But it doesn't take any effort to automate savings. You take the "try" out of finances all together, and just do. Once you have automated savings set up, in separate preferably hard to reach accounts like those offered through www.capitalone360.com (formerly INGDirect.com), with monthly payments scheduled, savings becomes: boring, less dramatic, and requires zero effort.
Maybe my conclusion would be: "Saving is a lot like YODA," as Yoda would say, "Try not, only do." Automate your savings, and get on with your life!

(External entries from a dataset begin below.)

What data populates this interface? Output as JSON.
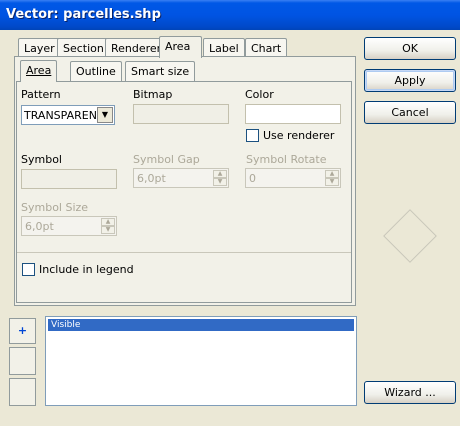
{
  "window": {
    "title": "Vector: parcelles.shp"
  },
  "tabs": [
    "Layer",
    "Section",
    "Renderer",
    "Area",
    "Label",
    "Chart"
  ],
  "subtabs": [
    "Area",
    "Outline",
    "Smart size"
  ],
  "area": {
    "pattern_label": "Pattern",
    "pattern_value": "TRANSPAREN",
    "bitmap_label": "Bitmap",
    "color_label": "Color",
    "use_renderer_label": "Use renderer",
    "symbol_label": "Symbol",
    "symbol_gap_label": "Symbol Gap",
    "symbol_gap_value": "6,0pt",
    "symbol_rotate_label": "Symbol Rotate",
    "symbol_rotate_value": "0",
    "symbol_size_label": "Symbol Size",
    "symbol_size_value": "6,0pt",
    "include_legend_label": "Include in legend"
  },
  "buttons": {
    "ok": "OK",
    "apply": "Apply",
    "cancel": "Cancel",
    "wizard": "Wizard ..."
  },
  "side_buttons": {
    "add": "+"
  },
  "list": {
    "items": [
      "Visible"
    ]
  }
}
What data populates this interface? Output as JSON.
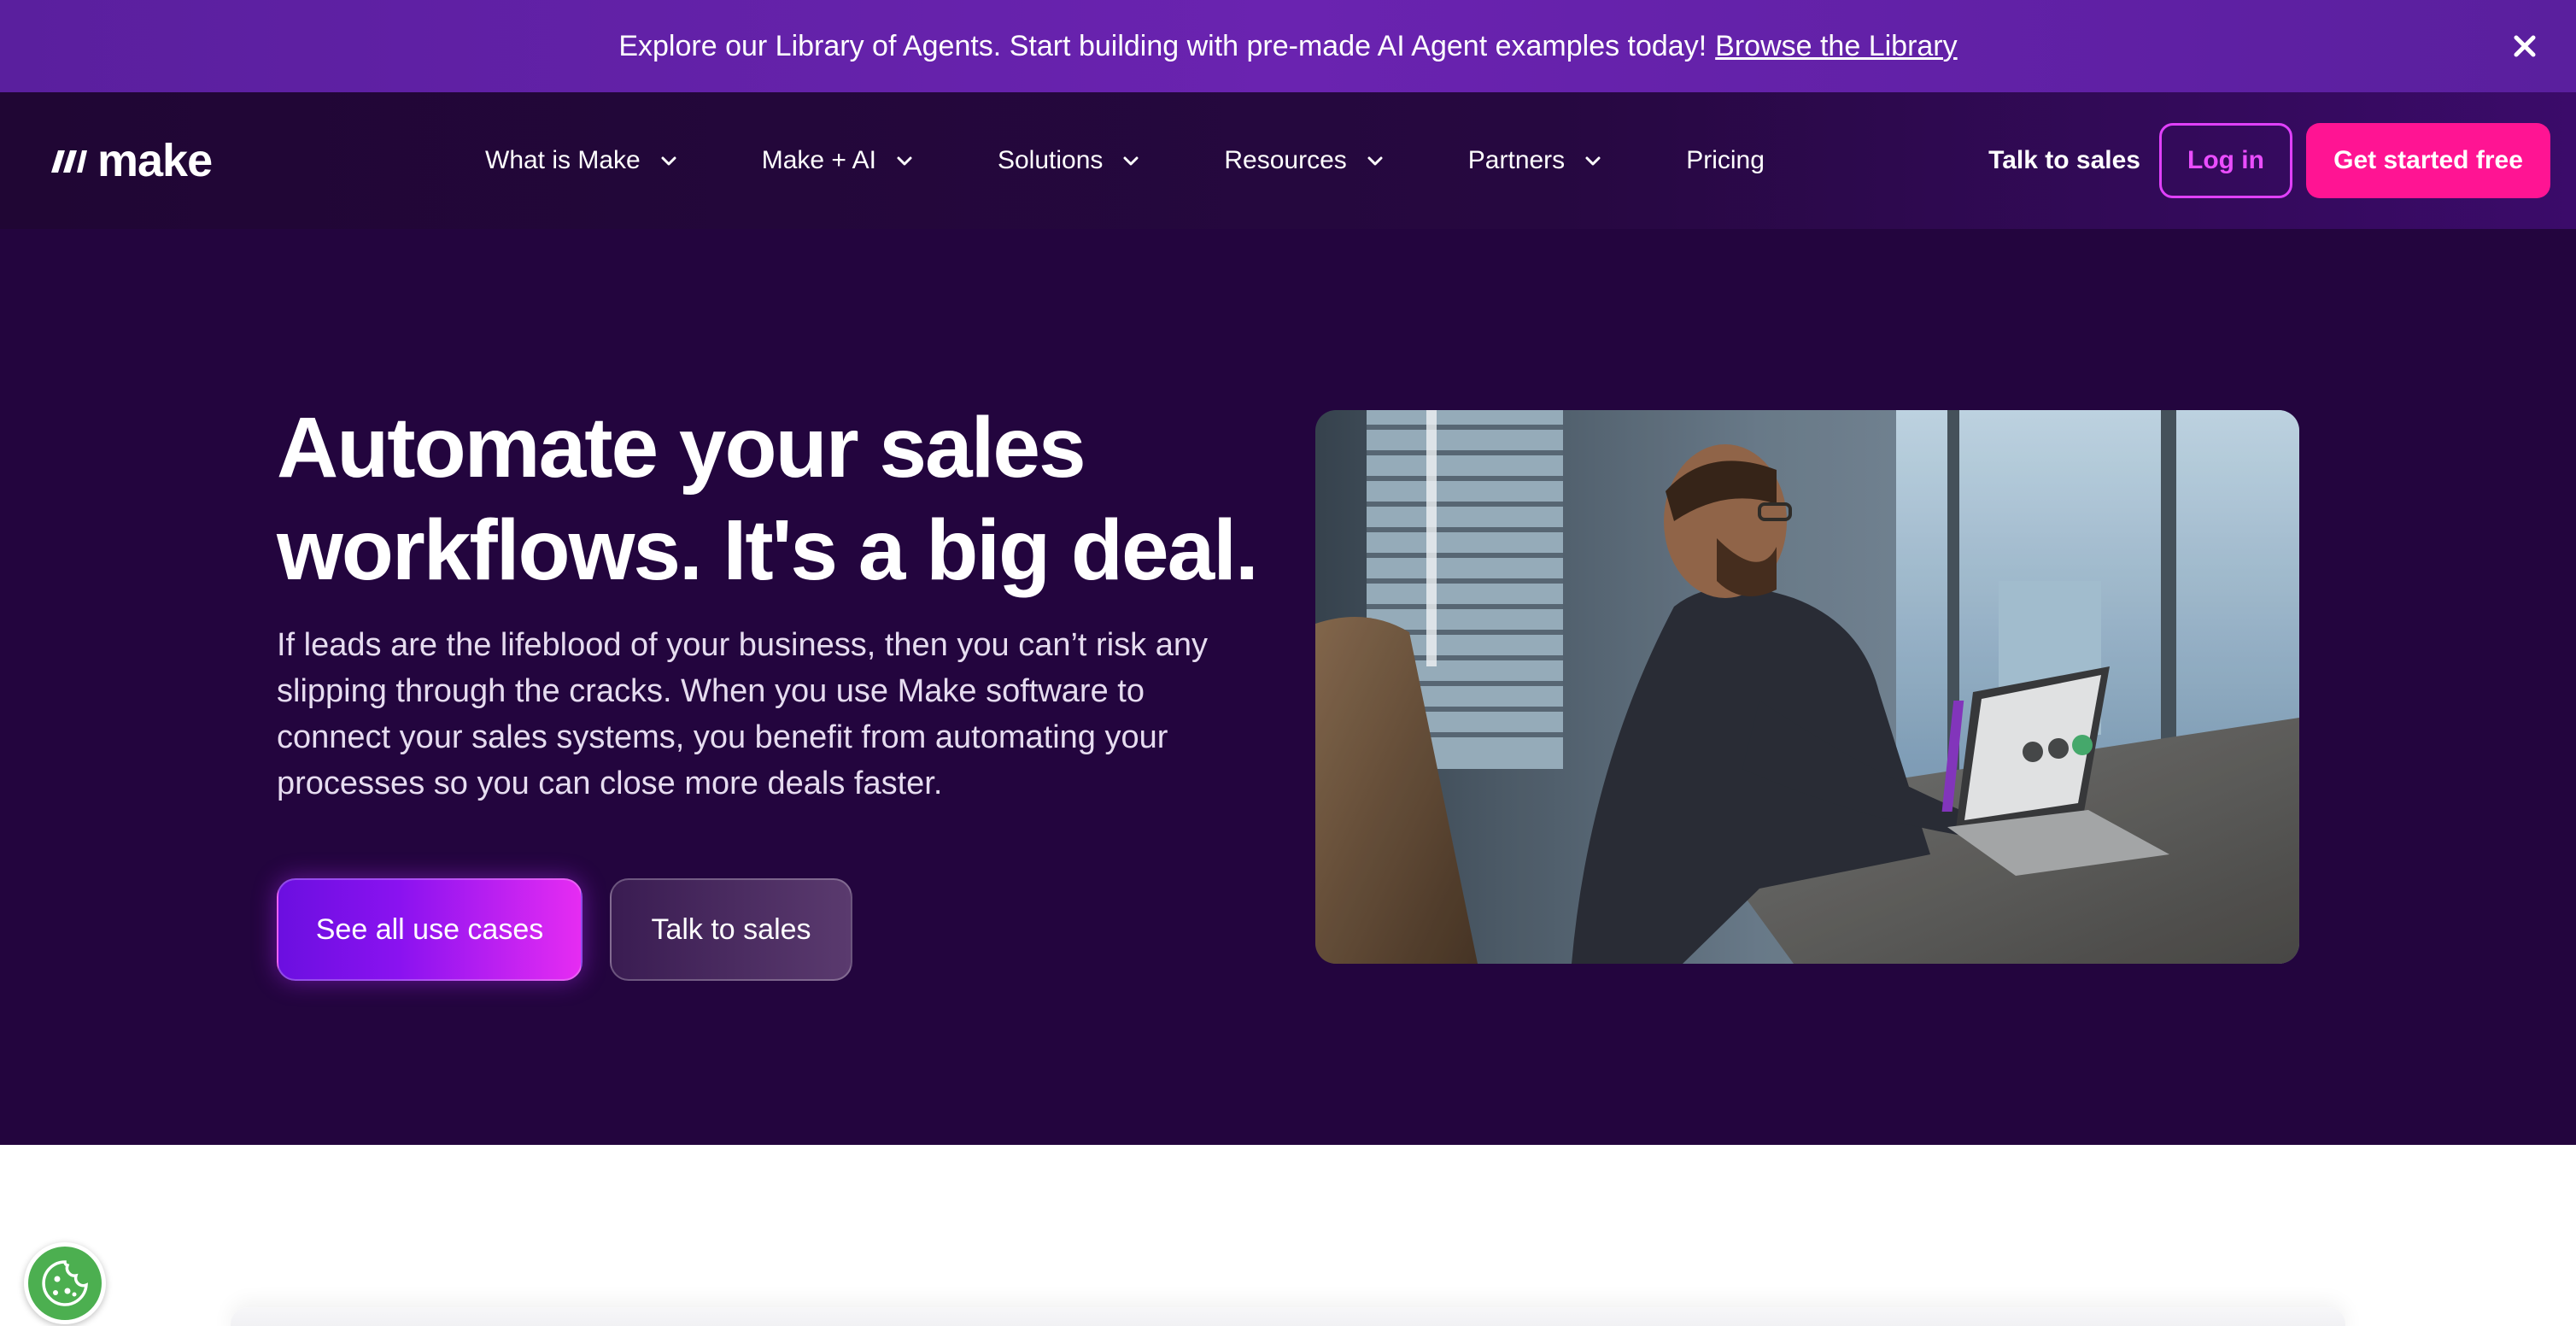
{
  "announcement": {
    "text": "Explore our Library of Agents. Start building with pre-made AI Agent examples today!",
    "link_label": "Browse the Library",
    "close_icon": "close-icon"
  },
  "header": {
    "logo_text": "make",
    "nav": [
      {
        "label": "What is Make",
        "has_dropdown": true
      },
      {
        "label": "Make + AI",
        "has_dropdown": true
      },
      {
        "label": "Solutions",
        "has_dropdown": true
      },
      {
        "label": "Resources",
        "has_dropdown": true
      },
      {
        "label": "Partners",
        "has_dropdown": true
      },
      {
        "label": "Pricing",
        "has_dropdown": false
      }
    ],
    "talk_to_sales": "Talk to sales",
    "login": "Log in",
    "get_started": "Get started free"
  },
  "hero": {
    "title_line1": "Automate your sales",
    "title_line2": "workflows. It's a big deal.",
    "description": "If leads are the lifeblood of your business, then you can’t risk any slipping through the cracks. When you use Make software to connect your sales systems, you benefit from automating your processes so you can close more deals faster.",
    "primary_button": "See all use cases",
    "secondary_button": "Talk to sales",
    "image_icon": "office-worker-laptop-photo"
  },
  "cookie_icon": "cookie-icon",
  "colors": {
    "announcement_bg": "#6a23b0",
    "header_bg": "#260840",
    "hero_bg": "#23053e",
    "accent_pink": "#ff1493",
    "login_border": "#e040fb"
  }
}
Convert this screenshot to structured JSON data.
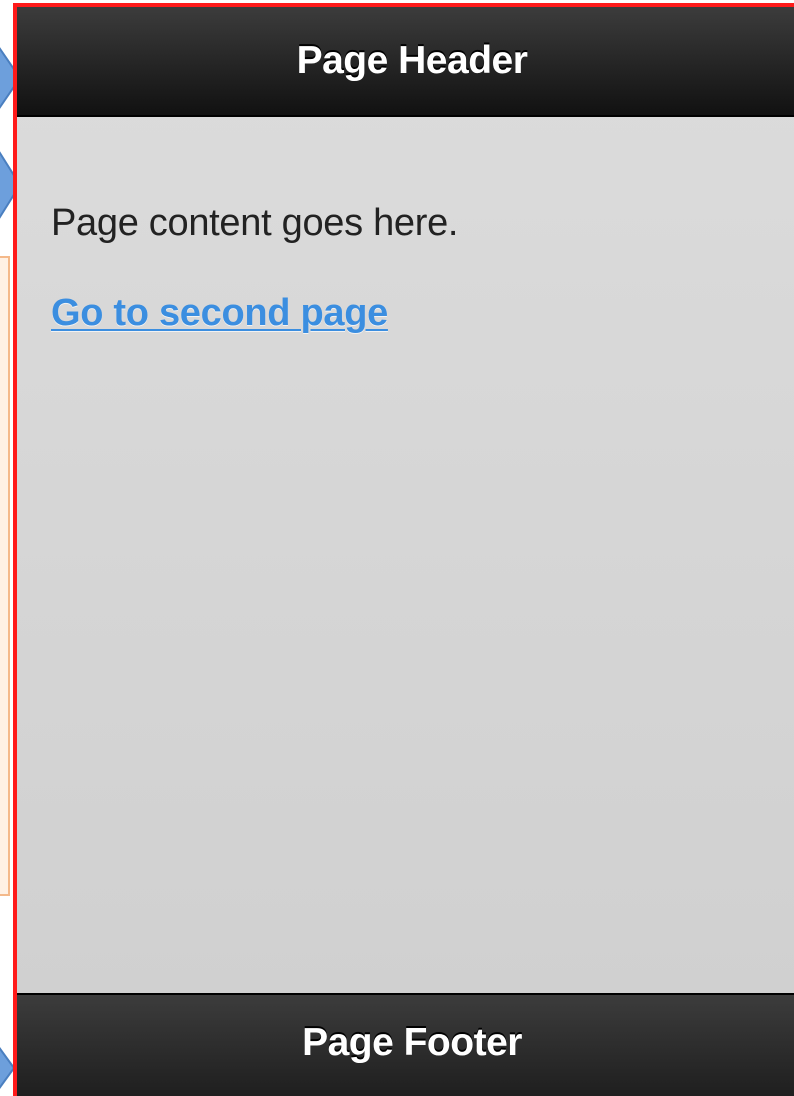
{
  "header": {
    "title": "Page Header"
  },
  "content": {
    "text": "Page content goes here.",
    "link_label": "Go to second page"
  },
  "footer": {
    "title": "Page Footer"
  },
  "colors": {
    "frame_border": "#ff1a1a",
    "bar_background": "#1c1c1c",
    "content_background": "#d6d6d6",
    "link": "#3b8ee0",
    "pointer": "#6d9fdc"
  }
}
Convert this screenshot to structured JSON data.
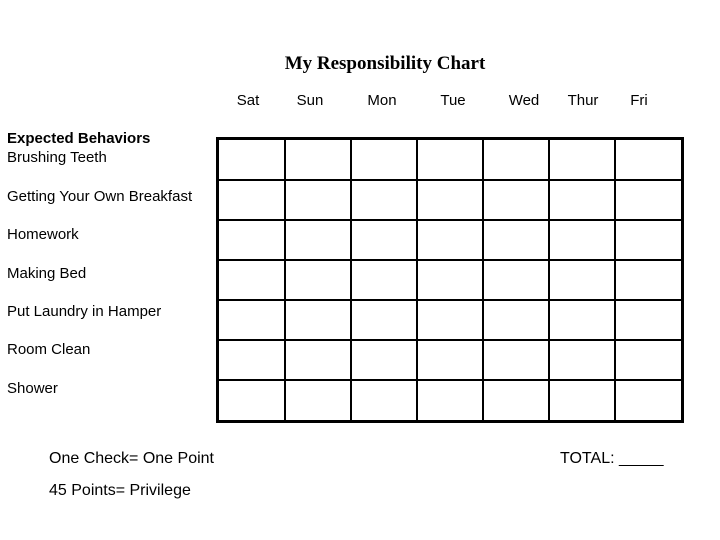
{
  "title": "My Responsibility Chart",
  "days": [
    "Sat",
    "Sun",
    "Mon",
    "Tue",
    "Wed",
    "Thur",
    "Fri"
  ],
  "heading": "Expected Behaviors",
  "behaviors": [
    "Brushing Teeth",
    "Getting Your Own Breakfast",
    "Homework",
    "Making Bed",
    "Put Laundry in Hamper",
    "Room Clean",
    "Shower"
  ],
  "footer": {
    "rule_one": "One Check= One Point",
    "rule_two": "45 Points= Privilege",
    "total_label": "TOTAL: _____"
  }
}
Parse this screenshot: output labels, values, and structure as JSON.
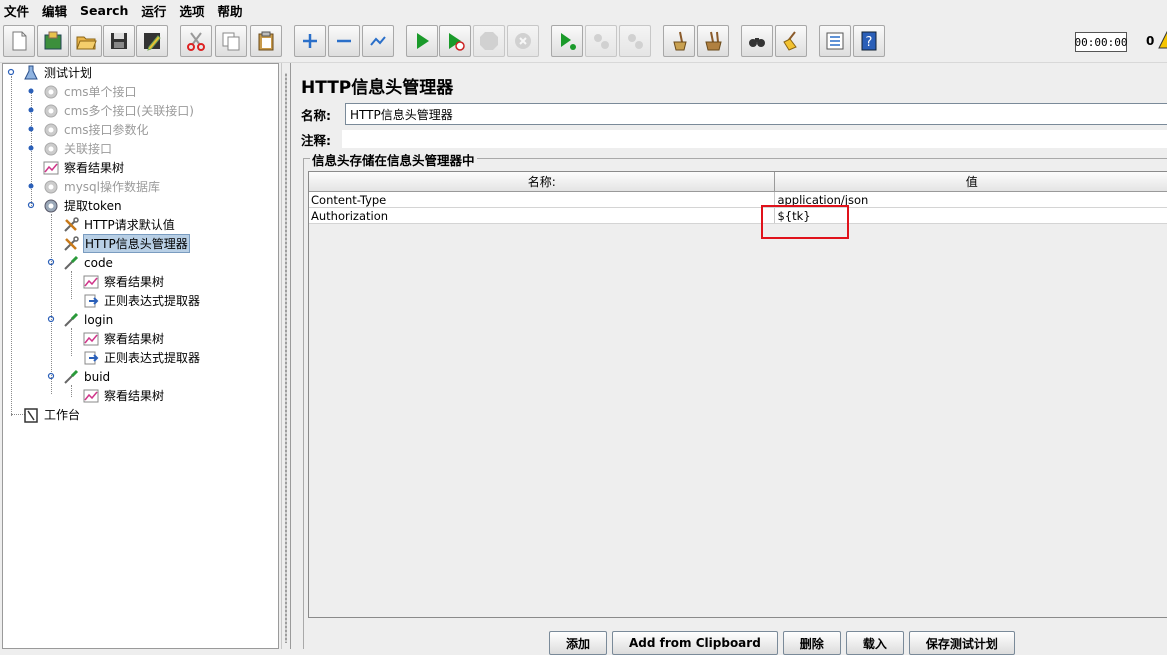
{
  "menu": {
    "items": [
      "文件",
      "编辑",
      "Search",
      "运行",
      "选项",
      "帮助"
    ]
  },
  "toolbar": {
    "buttons": [
      {
        "name": "new-icon",
        "enabled": true
      },
      {
        "name": "templates-icon",
        "enabled": true
      },
      {
        "name": "open-icon",
        "enabled": true
      },
      {
        "name": "save-icon",
        "enabled": true
      },
      {
        "name": "save-as-icon",
        "enabled": true
      },
      {
        "name": "cut-icon",
        "enabled": true
      },
      {
        "name": "copy-icon",
        "enabled": true
      },
      {
        "name": "paste-icon",
        "enabled": true
      },
      {
        "name": "expand-icon",
        "enabled": true
      },
      {
        "name": "collapse-icon",
        "enabled": true
      },
      {
        "name": "toggle-icon",
        "enabled": true
      },
      {
        "name": "start-icon",
        "enabled": true
      },
      {
        "name": "start-no-timers-icon",
        "enabled": true
      },
      {
        "name": "stop-icon",
        "enabled": false
      },
      {
        "name": "shutdown-icon",
        "enabled": false
      },
      {
        "name": "remote-start-icon",
        "enabled": true
      },
      {
        "name": "remote-stop-icon",
        "enabled": false
      },
      {
        "name": "remote-shutdown-icon",
        "enabled": false
      },
      {
        "name": "clear-icon",
        "enabled": true
      },
      {
        "name": "clear-all-icon",
        "enabled": true
      },
      {
        "name": "search-icon",
        "enabled": true
      },
      {
        "name": "reset-search-icon",
        "enabled": true
      },
      {
        "name": "function-helper-icon",
        "enabled": true
      },
      {
        "name": "help-icon",
        "enabled": true
      }
    ],
    "timer": "00:00:00",
    "error_count": "0"
  },
  "tree": {
    "items": [
      {
        "label": "测试计划",
        "icon": "test-plan-icon",
        "disabled": false
      },
      {
        "label": "cms单个接口",
        "icon": "thread-group-icon",
        "disabled": true
      },
      {
        "label": "cms多个接口(关联接口)",
        "icon": "thread-group-icon",
        "disabled": true
      },
      {
        "label": "cms接口参数化",
        "icon": "thread-group-icon",
        "disabled": true
      },
      {
        "label": "关联接口",
        "icon": "thread-group-icon",
        "disabled": true
      },
      {
        "label": "察看结果树",
        "icon": "results-tree-icon",
        "disabled": false
      },
      {
        "label": "mysql操作数据库",
        "icon": "thread-group-icon",
        "disabled": true
      },
      {
        "label": "提取token",
        "icon": "thread-group-icon",
        "disabled": false
      },
      {
        "label": "HTTP请求默认值",
        "icon": "config-icon",
        "disabled": false
      },
      {
        "label": "HTTP信息头管理器",
        "icon": "config-icon",
        "disabled": false,
        "selected": true
      },
      {
        "label": "code",
        "icon": "sampler-icon",
        "disabled": false
      },
      {
        "label": "察看结果树",
        "icon": "results-tree-icon",
        "disabled": false
      },
      {
        "label": "正则表达式提取器",
        "icon": "extractor-icon",
        "disabled": false
      },
      {
        "label": "login",
        "icon": "sampler-icon",
        "disabled": false
      },
      {
        "label": "察看结果树",
        "icon": "results-tree-icon",
        "disabled": false
      },
      {
        "label": "正则表达式提取器",
        "icon": "extractor-icon",
        "disabled": false
      },
      {
        "label": "buid",
        "icon": "sampler-icon",
        "disabled": false
      },
      {
        "label": "察看结果树",
        "icon": "results-tree-icon",
        "disabled": false
      },
      {
        "label": "工作台",
        "icon": "workbench-icon",
        "disabled": false
      }
    ]
  },
  "panel": {
    "title": "HTTP信息头管理器",
    "name_label": "名称:",
    "name_value": "HTTP信息头管理器",
    "comment_label": "注释:",
    "comment_value": "",
    "group_title": "信息头存储在信息头管理器中",
    "table": {
      "headers": [
        "名称:",
        "值"
      ],
      "rows": [
        [
          "Content-Type",
          "application/json"
        ],
        [
          "Authorization",
          "${tk}"
        ]
      ]
    },
    "buttons": [
      "添加",
      "Add from Clipboard",
      "删除",
      "载入",
      "保存测试计划"
    ]
  },
  "colors": {
    "highlight_box": "#e0121b",
    "selection": "#b8cfe5"
  }
}
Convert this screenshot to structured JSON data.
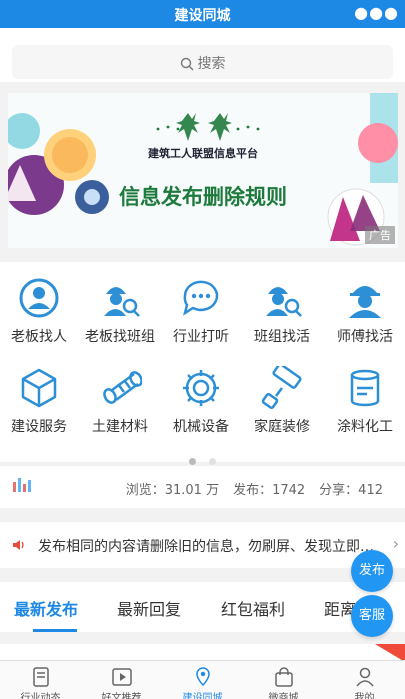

A more gentler commentary on this blog post is followed up by Monqiue San Miguel, another BetterDecisions.money faculty member as she states: "I love the yoga reference and I LOVE yoga! Early on in my yoga practice, I found myself a bit self conscious in my first few classes. My gaze was always on those practicing next to me or in front of me. I was always looking at what everyone else was doing to see if I was doing the poses 'right.' Ugh, I can't stretch that far.... my leg won't bend that way.... why can't I get my leg straight or get my hips high enough in downward dog?! And then the instructor said something. She didn't say it directly to me. It was more of a gentle reminder to all of us who were practicing in class that day. She said 'don't look at your neighbor, look straight ahead at your own reflection. Don't compare your practice or your execution of the poses to those around you. Focus on you. Focus on your pose. Focus on how that pose feels today. If the look and feel isn't right today, keep trying and one day it will get there. This is a personal practice. Don't mind what is going on around you.'
Not only did that totally resonate with me and help alleviate the self conscious feelings I felt in class, but she was totally right. Those self conscious feelings slowly went away once I became more comfortable with the postures and the names of all the poses, but even beyond finding comfort in familiarity and creating habit in the practice, the instructor was right. Yoga is a personal journey and we're missing the point if we are too busy looking at what everyone is doing around us rather than looking inward and soaking up that personal time and the endorphins of the exercise for our self. Guess what?! Personal finances are the same! While some may find it helpful to look at benchmarks for comparison to try to answer the questions 'am I saving enough?' 'am I saving more or less than my peers?' "am I behind or ahead?" we're missing the point if comparison is our sole focal point. Saving and investing and keeping our personal finances healthy can be just as meditative as yoga. Knowing you are doing something financially healthy by keeping some of that hard earned money for YOU is a stress reliever. Don't mind your neighbor. Your peers will save, or not save. Invest, or not invest. Focus on what makes you feel good financially. You do you.
Mixed reviews on the blog posts coming out of the Center for Retirement Research at Boston College's blog from the folks here at BetterDecisions.money. Either way you slice it:
Personal finance is called 'Personal' for a reason; there are many paths to creating a financial plan designed for individuals and families to succeed and get ahead financially.